Queuing Posts For Publishing
Queue Posts is a free WP plugin that allows you to place new posts and pages in a queue for later publication.
When you create a new WP post or page, the plugin gives you the option of queuing your post …
(Post Publish Box – Post Queue)
This is great if you are scheduling multiple posts for publishing at a later date and would like these to be published in a specific order, or at certain times and intervals …
(Queue Posts – Settings)
To learn more, go here:
Bulk Scheduling WP
There are a number of plugins that let you “autopost” content (adding content automatically to WordPress sites).
(Auto Post Scheduler Plugin)
Auto Post Scheduler is a free plugin that will schedule ‘auto post checks’ to publish new posts and/or recycle old posts automatically.
Use a plugin like Auto Post Scheduler to publish new posts and/or recycle old posts automatically. There’s no need to schedule post times individually and recycling older posts can revitalize traffic.
This plugin is especially useful if you plan to import a large number of posts, as you can set the plugin to publish posts at whatever frequency you choose as well as specify a range of other settings …
(AutoPost Scheduler Options screen)
For more information about this plugin, go here: Auto Post Scheduler
Although you may not need all of the features of an “autoblogging” plugin, a plugin like WPRobot includes a module that lets you import bulk posts or article files into your WordPress site and then set these to automatically publish at regular or random intervals at a late date.
(WPRobot – WP Plugin)
For more details, go here: WP Robot – WP Autoposting Plugin
If you plan to run a membership-style website, most professional WordPress membership plugins allow you to schedule your content to be ‘drip-fed’ to members at intervals that you specify (e.g. every 7 days, etc.).
To learn more about membership plugins that allow you to schedule content delivery, go here:
Fixing “Missed Schedule” Posts
Sometimes WordPress will miss a scheduled post …
To learn how to fix the missed post scheduling issue, see the tutorial below:
Congratulations!

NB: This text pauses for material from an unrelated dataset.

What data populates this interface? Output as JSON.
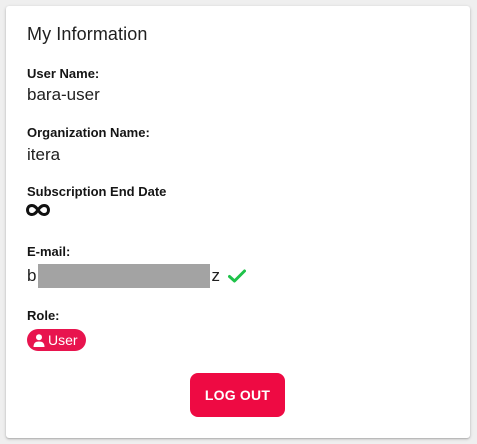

Now you know how to schedule posts for publishing in WordPress at a future date.
"This is an awesome training series. I have a pretty good understanding of WordPress already, but this is helping me to move somewhere from intermediate to advanced user!" - Kim Lednum